Chernobyl, the site of the biggest nuclear accident in the world, has taken a major toll on the surrounding environment and peoples, contaminating both with radiation that resulted in further destruction. Despite this otherwise desolate landscape, scientists have discovered a black fungus growing within the remains of the facility, thought to be using radiation as a form of energy.
Just as the pigment chlorophyll converts sunlight into energy that allows green plants to grow, the pigment melanin is thought to employ the same process, using a different portion of the electromagnetic spectrum: radiation.
Though the fungus can use the radiation as a source of energy, it doesn’t remove it from the soil or surrounding area, doing little in way of improving the long-standing effects of Chernobyl and areas like it that have been similarly exposed. It does present a different potential though: for astronauts. Radiation is prevalent in outer space, as are edible mushrooms that contain melanin (the pigment necessary to convert radiation into energy), meaning that astronauts could feasibly grow and harvest these fungus, creating an inexhaustible food source that could allow for longer journeys, as well as the potential for colonizing other planets. More on that here.

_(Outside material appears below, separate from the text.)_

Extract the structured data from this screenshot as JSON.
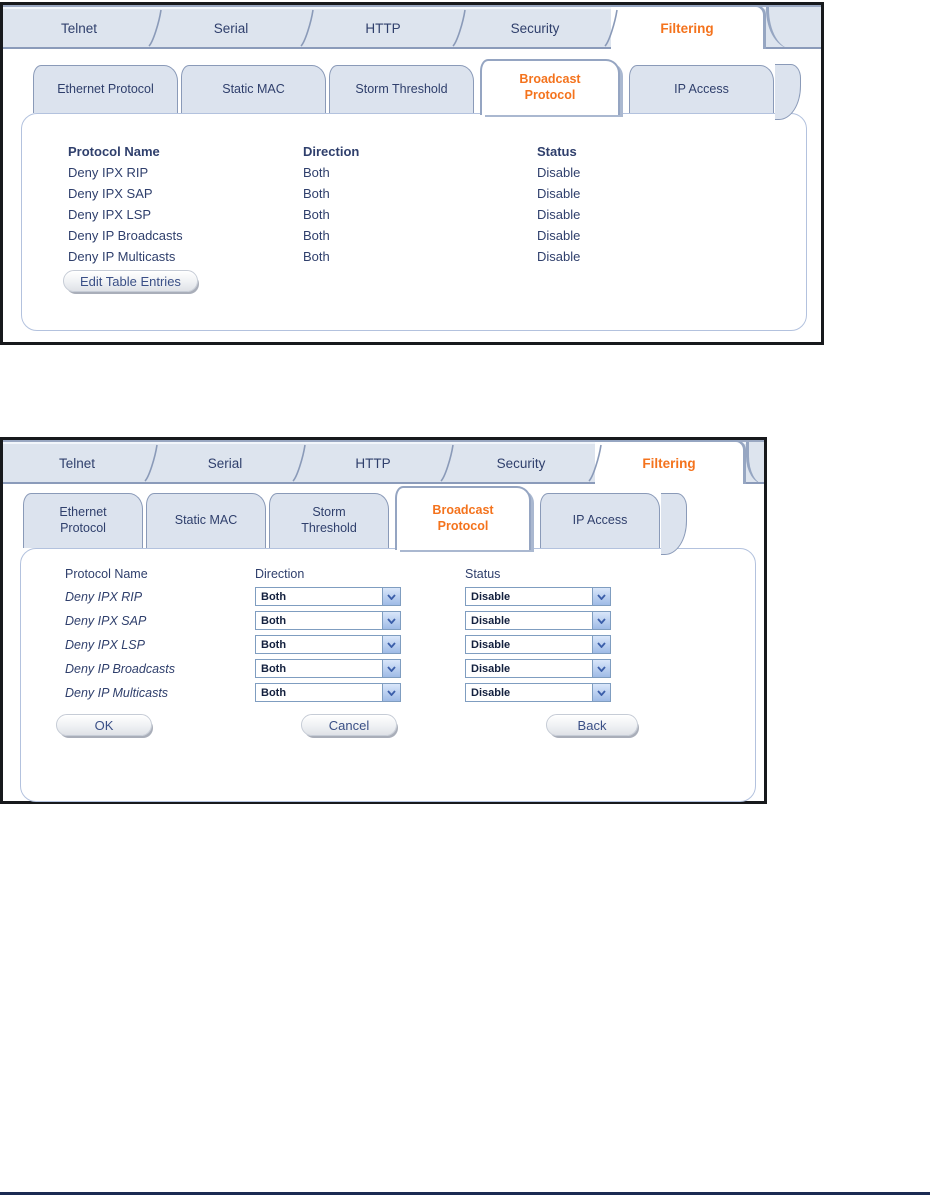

And if you don’t believe that fungus could actually save the world….